The Shabbat prior to the feast of Purim is known as the “Shabbat of Remembrance” (Shabbat “Zachor”) because in the book of Esther is the command to “remember the Amalekites” and what they did to Israel during their forty years of wandering in the wilderness: “17 Remember what the Amalekites did to you as you were coming out of Egypt? 18 They found you on the road when you were all worn out, and they attacked those who had fallen behind and were isolated and defenseless. They showed no fear of God. 19 When you’re in a position to punish them for this, when all of your other enemies are defeated and you’re living peacefully in the land that the Eternal your God is giving you to live in, then wipe out every trace of the Amalekites under the sky. Don’t forget!” Deut. 25:17-19
The question we must ask is why remember the deeds of this specific enemy rather than forgive as commanded (i.e., “Love your neighbour as yourself”; “43 You have been taught to love your neighbour and hate your enemy.[a] 44 But I tell you this: love your enemies. Pray for those who torment you and persecute you— 45 in so doing, you become children of your Father in heaven. He, after all, loves each of us—good and evil, kind and cruel. He causes the sun to rise and shine on evil and good alike. He causes the rain to water the fields of the righteous and the fields of the sinner. 46 It is easy to love those who love you—even a tax collector can love those who love him. 47 And it is easy to greet your friends—even outsiders do that! 48 But you are called to something higher: “Be perfect, as your Father in heaven is perfect.” – Matt. 5:45-48
In rabbinic literature, the commands against the Amalekites were that:
Amalek is the enemy who will never reconcile and it is forbidden to show mercy foolishly to one wholly dedicated to the destruction of Israel (cf., Prov. 12). Rather than sit back and encourage evil, we fight against it with every part of our being. Rather than be a spectator of evil, we demonstrate our love to its victims which is the greater love. A midrash teaches that all the tragedies which Israel suffered are considered the direct outcome of Amalek’s hostile act (Agadah -PdRK 27). Behind all the hostilities throughout the ages against the Jewish people lies the demonic spirit of anti-Semitism. This is why on Holocaust Day we say: “We will never forget!”

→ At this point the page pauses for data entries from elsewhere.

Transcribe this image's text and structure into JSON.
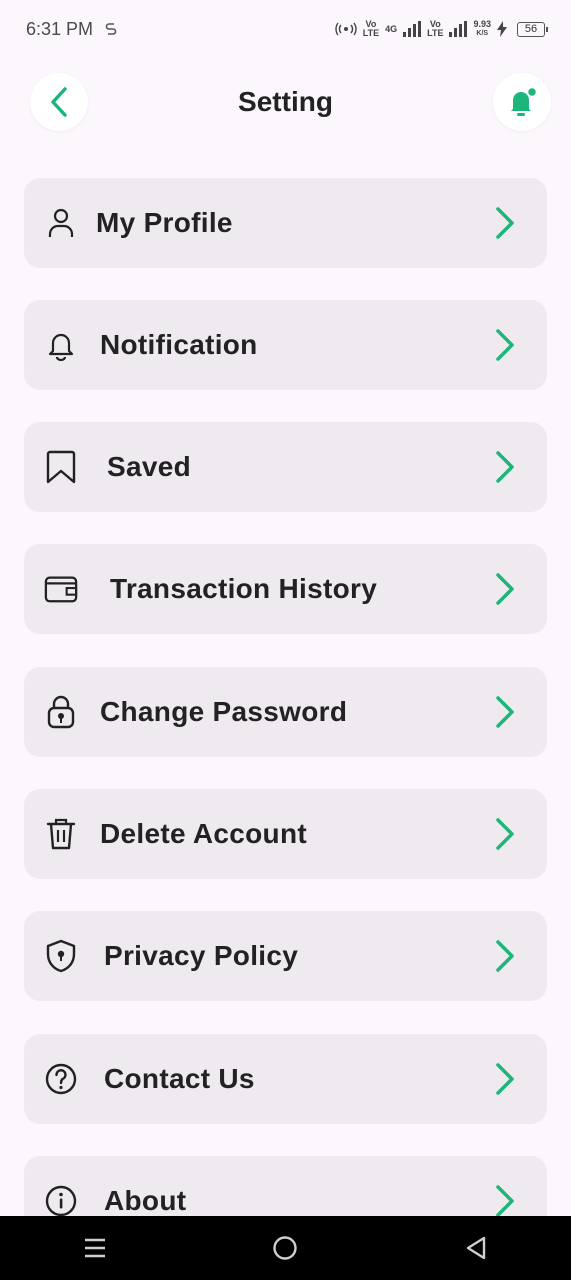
{
  "status": {
    "time": "6:31 PM",
    "speed_value": "9.93",
    "speed_unit": "K/S",
    "battery": "56",
    "net1_top": "Vo",
    "net1_bottom": "LTE",
    "net2_top": "4G",
    "net3_top": "Vo",
    "net3_bottom": "LTE"
  },
  "header": {
    "title": "Setting",
    "back_icon": "chevron-left-icon",
    "notification_icon": "bell-icon"
  },
  "colors": {
    "accent": "#1db57a",
    "card": "#efeaf0",
    "background": "#fcf7fc"
  },
  "menu": {
    "items": [
      {
        "label": "My Profile",
        "icon": "user-icon"
      },
      {
        "label": "Notification",
        "icon": "bell-outline-icon"
      },
      {
        "label": "Saved",
        "icon": "bookmark-icon"
      },
      {
        "label": "Transaction History",
        "icon": "wallet-icon"
      },
      {
        "label": "Change Password",
        "icon": "lock-icon"
      },
      {
        "label": "Delete Account",
        "icon": "trash-icon"
      },
      {
        "label": "Privacy Policy",
        "icon": "shield-icon"
      },
      {
        "label": "Contact Us",
        "icon": "question-icon"
      },
      {
        "label": "About",
        "icon": "info-icon"
      }
    ]
  },
  "navbar": {
    "items": [
      "menu-icon",
      "home-icon",
      "back-triangle-icon"
    ]
  }
}
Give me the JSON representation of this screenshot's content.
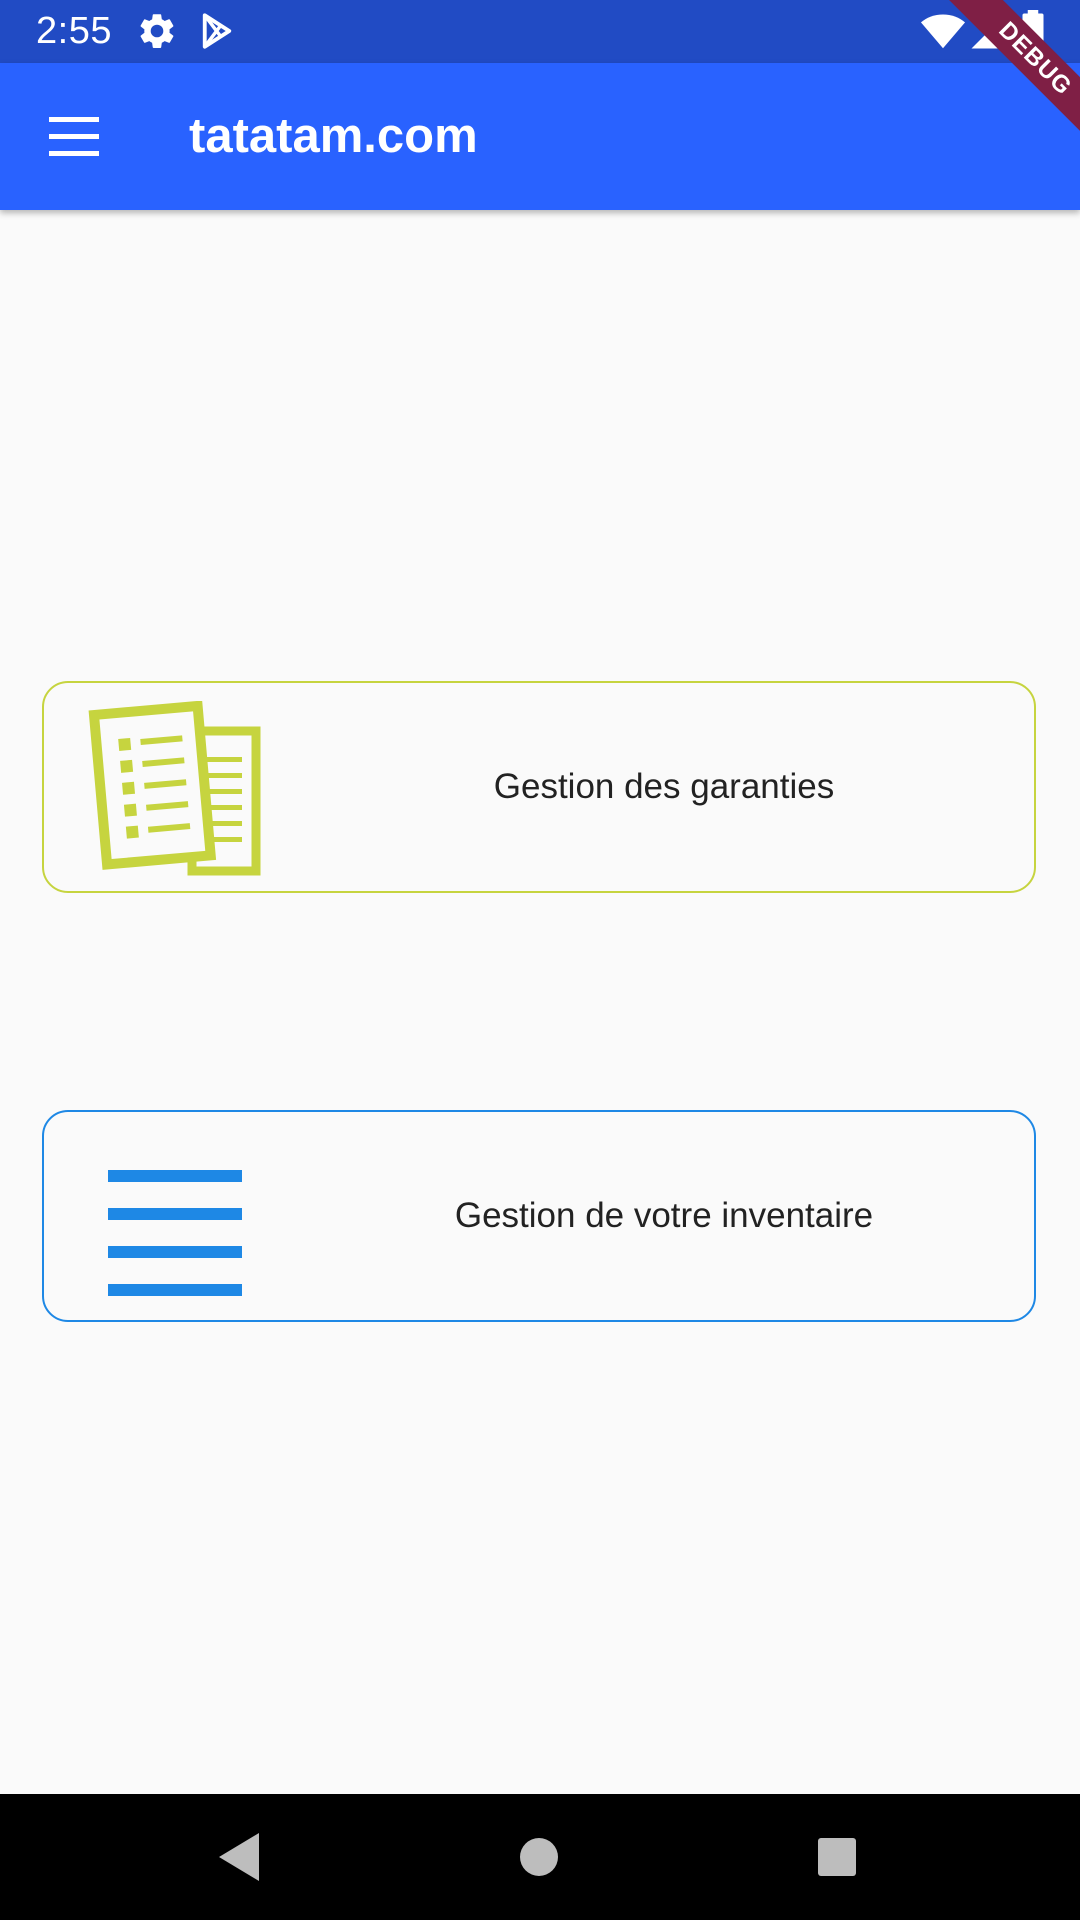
{
  "status_bar": {
    "time": "2:55",
    "icons": [
      "gear-icon",
      "play-store-icon",
      "wifi-icon",
      "signal-icon",
      "battery-icon"
    ],
    "color": "#214bc4"
  },
  "debug_banner": {
    "label": "DEBUG",
    "color": "#7f1f45"
  },
  "app_bar": {
    "menu_icon": "menu-icon",
    "title": "tatatam.com",
    "color": "#2962ff"
  },
  "cards": [
    {
      "label": "Gestion des garanties",
      "icon": "documents-icon",
      "accent": "#c6d43f"
    },
    {
      "label": "Gestion de votre inventaire",
      "icon": "list-icon",
      "accent": "#1e88e5"
    }
  ],
  "nav_bar": {
    "buttons": [
      "back-icon",
      "home-icon",
      "recents-icon"
    ]
  }
}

(2) The command to “remember” is not to recall the evil actions of others but rather our own. Our greatest enemy is sin and to this we will never be reconciled.
(3) The command to “remember…” is for all generations, to know that what we sow we will reap.
Raphael ben Levi